Marianne de Beaumaniour is on her way to New Orleans from Paris to inspect the plantation she inherited from her uncle. On the ship with her are bondsmen, that are to be sold for slavery. ... See full summary »
Robert Z. Leonard,
W.S. Van Dyke
At the Elk's Head Hotel bellhops torment the lobby, each other and guests. The elevator is powered by a stubborn horse. A sham robbery turns into a real one. And there is a chase on a ... See full summary »
Roscoe 'Fatty' Arbuckle
Roscoe 'Fatty' Arbuckle,
Al St. John
Star-packed promotional short subject intended to raise funds for the National Variety Artists tuberculosis sanatorium, produced in association with a cigarette company! Plot involves the ... See full summary »
Jeff wants to get married to Virginia, but Virginia won't marry until her older, hard-to-please sister Angelica gets married off first. Jeff pretends that a shy, never-married nobody he has just met is really a great lover, in order to get Angelica interested in him. Written by
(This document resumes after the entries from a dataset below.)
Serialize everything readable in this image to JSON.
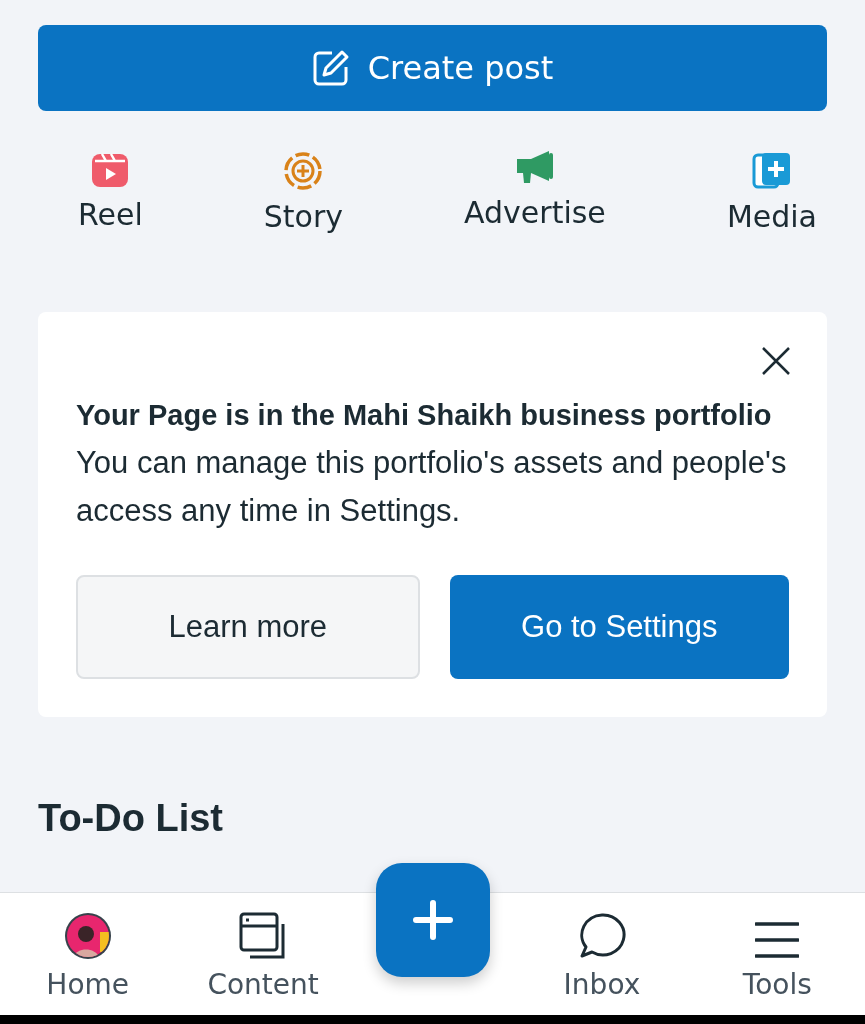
{
  "create_post": {
    "label": "Create post"
  },
  "quick_actions": [
    {
      "kind": "reel",
      "label": "Reel"
    },
    {
      "kind": "story",
      "label": "Story"
    },
    {
      "kind": "advertise",
      "label": "Advertise"
    },
    {
      "kind": "media",
      "label": "Media"
    }
  ],
  "notice": {
    "title": "Your Page is in the Mahi Shaikh business portfolio",
    "body": "You can manage this portfolio's assets and people's access any time in Settings.",
    "buttons": [
      {
        "kind": "secondary",
        "label": "Learn more"
      },
      {
        "kind": "primary",
        "label": "Go to Settings"
      }
    ]
  },
  "section_heading": "To-Do List",
  "bottom_nav": [
    {
      "kind": "avatar",
      "label": "Home"
    },
    {
      "kind": "content",
      "label": "Content"
    },
    {
      "kind": "fab"
    },
    {
      "kind": "inbox",
      "label": "Inbox"
    },
    {
      "kind": "tools",
      "label": "Tools"
    }
  ]
}
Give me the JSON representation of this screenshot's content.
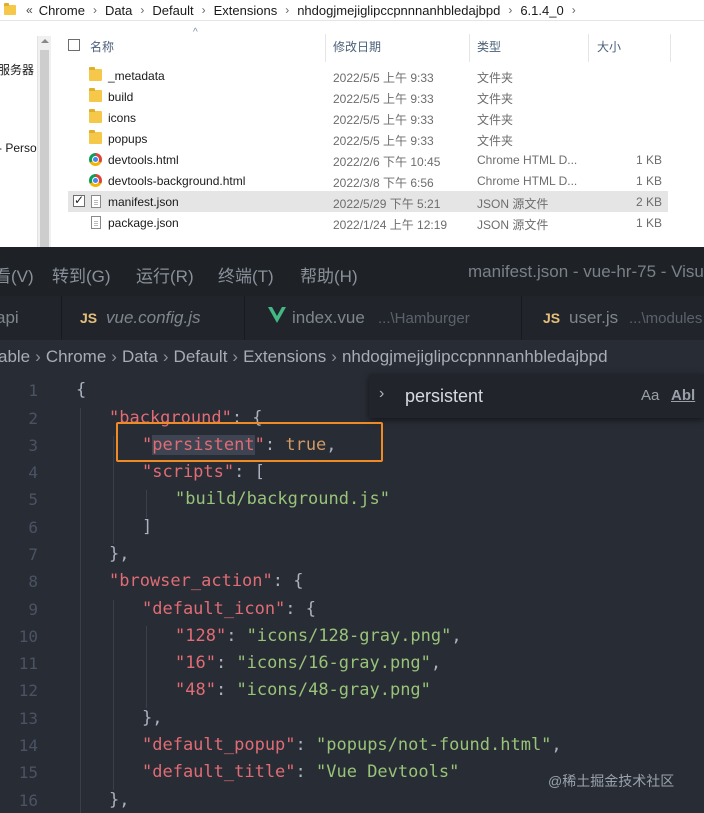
{
  "explorer": {
    "breadcrumb": [
      "«",
      "Chrome",
      "Data",
      "Default",
      "Extensions",
      "nhdogjmejiglipccpnnnanhbledajbpd",
      "6.1.4_0"
    ],
    "nav_items": [
      "服务器",
      "- Perso"
    ],
    "columns": {
      "name": "名称",
      "date": "修改日期",
      "type": "类型",
      "size": "大小"
    },
    "files": [
      {
        "icon": "folder-icon",
        "name": "_metadata",
        "date": "2022/5/5 上午 9:33",
        "type": "文件夹",
        "size": ""
      },
      {
        "icon": "folder-icon",
        "name": "build",
        "date": "2022/5/5 上午 9:33",
        "type": "文件夹",
        "size": ""
      },
      {
        "icon": "folder-icon",
        "name": "icons",
        "date": "2022/5/5 上午 9:33",
        "type": "文件夹",
        "size": ""
      },
      {
        "icon": "folder-icon",
        "name": "popups",
        "date": "2022/5/5 上午 9:33",
        "type": "文件夹",
        "size": ""
      },
      {
        "icon": "chrome-icon",
        "name": "devtools.html",
        "date": "2022/2/6 下午 10:45",
        "type": "Chrome HTML D...",
        "size": "1 KB"
      },
      {
        "icon": "chrome-icon",
        "name": "devtools-background.html",
        "date": "2022/3/8 下午 6:56",
        "type": "Chrome HTML D...",
        "size": "1 KB"
      },
      {
        "icon": "json-file-icon",
        "name": "manifest.json",
        "date": "2022/5/29 下午 5:21",
        "type": "JSON 源文件",
        "size": "2 KB",
        "selected": true,
        "checked": true
      },
      {
        "icon": "json-file-icon",
        "name": "package.json",
        "date": "2022/1/24 上午 12:19",
        "type": "JSON 源文件",
        "size": "1 KB"
      }
    ]
  },
  "vscode": {
    "menu": [
      "看(V)",
      "转到(G)",
      "运行(R)",
      "终端(T)",
      "帮助(H)"
    ],
    "window_title": "manifest.json - vue-hr-75 - Visu",
    "tabs": [
      {
        "icon": "",
        "label": "api",
        "dir": ""
      },
      {
        "icon": "JS",
        "label": "vue.config.js",
        "dir": ""
      },
      {
        "icon": "vue-icon",
        "label": "index.vue",
        "dir": "...\\Hamburger"
      },
      {
        "icon": "JS",
        "label": "user.js",
        "dir": "...\\modules"
      }
    ],
    "breadcrumbs": [
      "able",
      "Chrome",
      "Data",
      "Default",
      "Extensions",
      "nhdogjmejiglipccpnnnanhbledajbpd"
    ],
    "find": {
      "value": "persistent",
      "match_case": "Aa",
      "whole_word": "Abl"
    },
    "code_lines": [
      {
        "n": "1"
      },
      {
        "n": "2"
      },
      {
        "n": "3"
      },
      {
        "n": "4"
      },
      {
        "n": "5"
      },
      {
        "n": "6"
      },
      {
        "n": "7"
      },
      {
        "n": "8"
      },
      {
        "n": "9"
      },
      {
        "n": "10"
      },
      {
        "n": "11"
      },
      {
        "n": "12"
      },
      {
        "n": "13"
      },
      {
        "n": "14"
      },
      {
        "n": "15"
      },
      {
        "n": "16"
      }
    ],
    "tokens": {
      "l1": "{",
      "l2_key": "\"background\"",
      "l2_rest": ": {",
      "l3_q1": "\"",
      "l3_word": "persistent",
      "l3_q2": "\"",
      "l3_colon": ": ",
      "l3_val": "true",
      "l3_end": ",",
      "l4_key": "\"scripts\"",
      "l4_rest": ": [",
      "l5_val": "\"build/background.js\"",
      "l6": "]",
      "l7": "},",
      "l8_key": "\"browser_action\"",
      "l8_rest": ": {",
      "l9_key": "\"default_icon\"",
      "l9_rest": ": {",
      "l10_key": "\"128\"",
      "l10_colon": ": ",
      "l10_val": "\"icons/128-gray.png\"",
      "l10_end": ",",
      "l11_key": "\"16\"",
      "l11_colon": ": ",
      "l11_val": "\"icons/16-gray.png\"",
      "l11_end": ",",
      "l12_key": "\"48\"",
      "l12_colon": ": ",
      "l12_val": "\"icons/48-gray.png\"",
      "l13": "},",
      "l14_key": "\"default_popup\"",
      "l14_colon": ": ",
      "l14_val": "\"popups/not-found.html\"",
      "l14_end": ",",
      "l15_key": "\"default_title\"",
      "l15_colon": ": ",
      "l15_val": "\"Vue Devtools\"",
      "l16": "},"
    }
  },
  "watermark": "@稀土掘金技术社区",
  "colors": {
    "annotation": "#f08a24",
    "editor_bg": "#282c34",
    "json_key": "#e06c75",
    "json_string": "#98c379",
    "json_bool": "#d19a66"
  }
}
The failure of the original copyright holder to renew the film's copyright resulted in it falling into public domain, meaning that virtually anyone could duplicate and sell a VHS/DVD copy of the film. Therefore, many of the versions of this film available on the market are either severely (and usually badly) edited and/or of extremely poor quality, having been duped from second- or third-generation (or more) copies of the film. See more »
I have to agree with other commenters that this was a poor choice of films for Buster Keaton. The early part of the film is disappointing, as it provides Keaton with no opportunities to do the amazing physical stunts he's rightly famous for. I found it dismaying to see Keaton, who flipped over the rigging in "The Love Nest" and made the clotheslines his playground in "Neighbors" deflated by a half-slack garden hose.
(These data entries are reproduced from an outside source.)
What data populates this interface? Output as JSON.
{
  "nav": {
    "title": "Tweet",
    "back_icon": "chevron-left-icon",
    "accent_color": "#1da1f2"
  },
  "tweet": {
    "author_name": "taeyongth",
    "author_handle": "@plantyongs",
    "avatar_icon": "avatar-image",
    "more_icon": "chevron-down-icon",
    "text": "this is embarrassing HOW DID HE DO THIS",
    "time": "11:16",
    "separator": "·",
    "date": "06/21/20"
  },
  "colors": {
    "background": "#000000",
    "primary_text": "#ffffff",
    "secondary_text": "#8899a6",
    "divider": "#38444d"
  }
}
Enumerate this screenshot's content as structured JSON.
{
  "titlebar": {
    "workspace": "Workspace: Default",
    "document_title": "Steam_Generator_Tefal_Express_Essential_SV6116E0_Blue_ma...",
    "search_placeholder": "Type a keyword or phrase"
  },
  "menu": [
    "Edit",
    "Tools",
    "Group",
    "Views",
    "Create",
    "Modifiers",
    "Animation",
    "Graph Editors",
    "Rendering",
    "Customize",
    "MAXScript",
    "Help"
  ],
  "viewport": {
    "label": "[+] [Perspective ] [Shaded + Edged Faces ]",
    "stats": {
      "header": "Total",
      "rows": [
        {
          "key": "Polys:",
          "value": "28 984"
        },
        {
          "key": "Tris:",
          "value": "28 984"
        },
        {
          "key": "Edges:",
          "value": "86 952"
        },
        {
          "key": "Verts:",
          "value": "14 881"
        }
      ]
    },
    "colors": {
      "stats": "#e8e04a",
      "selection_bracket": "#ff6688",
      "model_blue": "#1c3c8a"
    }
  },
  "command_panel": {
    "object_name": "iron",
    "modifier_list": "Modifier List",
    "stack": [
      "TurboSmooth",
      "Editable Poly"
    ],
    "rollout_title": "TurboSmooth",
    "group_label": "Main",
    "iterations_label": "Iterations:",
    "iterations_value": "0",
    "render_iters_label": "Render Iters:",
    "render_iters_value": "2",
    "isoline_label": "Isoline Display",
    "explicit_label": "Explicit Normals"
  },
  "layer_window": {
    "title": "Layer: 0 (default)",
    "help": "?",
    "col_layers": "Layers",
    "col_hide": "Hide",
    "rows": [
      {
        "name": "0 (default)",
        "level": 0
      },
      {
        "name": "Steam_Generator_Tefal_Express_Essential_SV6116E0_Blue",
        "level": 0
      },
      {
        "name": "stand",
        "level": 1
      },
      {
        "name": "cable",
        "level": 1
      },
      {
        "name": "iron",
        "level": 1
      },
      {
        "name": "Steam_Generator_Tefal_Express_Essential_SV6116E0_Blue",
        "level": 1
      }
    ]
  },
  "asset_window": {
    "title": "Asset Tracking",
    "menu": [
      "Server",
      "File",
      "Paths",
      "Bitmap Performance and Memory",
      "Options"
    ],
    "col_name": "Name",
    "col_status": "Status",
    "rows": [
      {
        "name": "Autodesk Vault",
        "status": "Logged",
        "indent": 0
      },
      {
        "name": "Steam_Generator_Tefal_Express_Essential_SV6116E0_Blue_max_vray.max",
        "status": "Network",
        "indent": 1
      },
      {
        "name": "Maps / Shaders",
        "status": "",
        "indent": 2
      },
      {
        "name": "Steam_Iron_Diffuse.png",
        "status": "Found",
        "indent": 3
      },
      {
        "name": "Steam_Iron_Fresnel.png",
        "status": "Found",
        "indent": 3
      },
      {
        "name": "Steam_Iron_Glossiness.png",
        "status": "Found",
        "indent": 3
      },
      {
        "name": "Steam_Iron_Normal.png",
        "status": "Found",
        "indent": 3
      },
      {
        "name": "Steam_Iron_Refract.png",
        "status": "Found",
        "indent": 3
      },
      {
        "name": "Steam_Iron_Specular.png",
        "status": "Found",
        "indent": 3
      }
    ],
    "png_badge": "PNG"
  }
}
But the hotel sequence, in which an amazonian blonde tries to teach Keaton's pathologically girl-shy character to be a real Casanova, turns things around. "Buster Keaton" and "screen kiss" are two ideas that don't seem to go that well together, but Keaton turns the combination into something that's purely his. Like the climax of "Steamboat Bill Jr.", Keaton's character finally seizes control of a situation where he's previously been a victim of circumstance. Suddenly he figures out how this works and charges ahead in his own unorthodox, exuberantly acrobatic way. And that moment is worth waiting for.
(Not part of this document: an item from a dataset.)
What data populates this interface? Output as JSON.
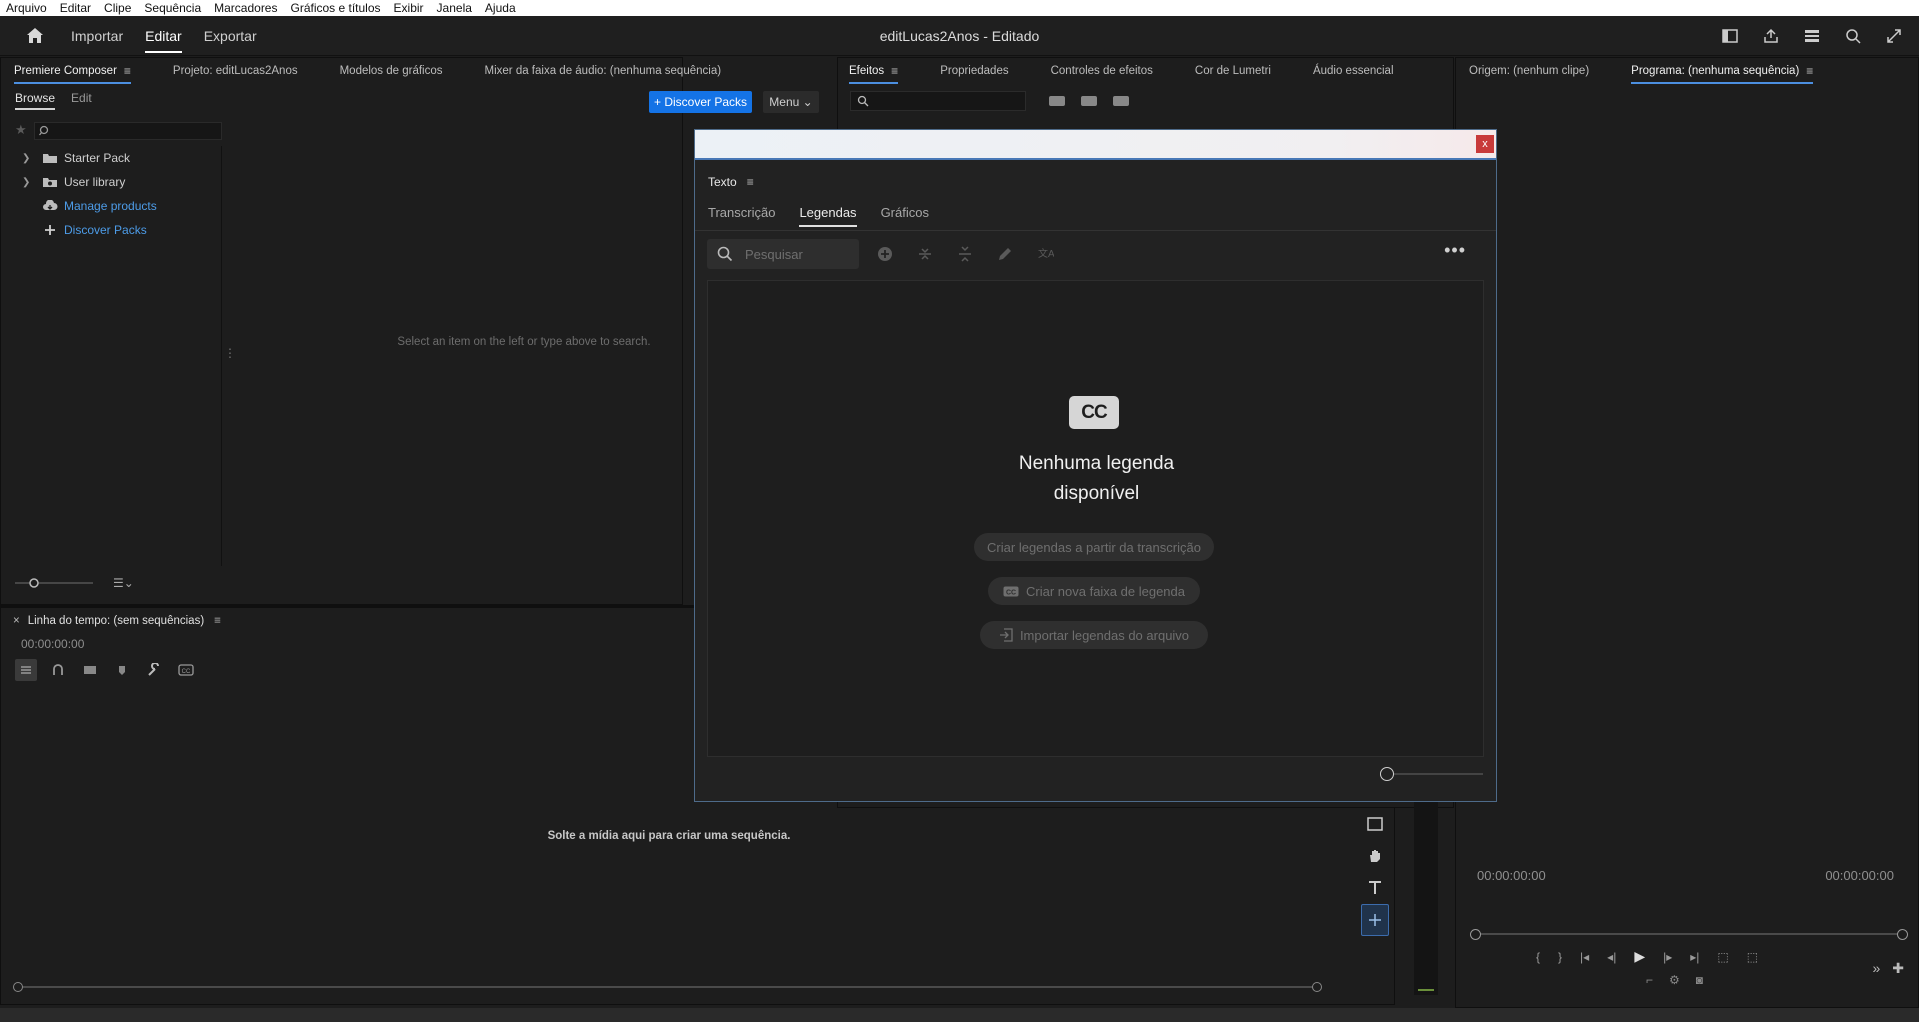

4 of 4 people found this review helpful.
Was this review helpful to you?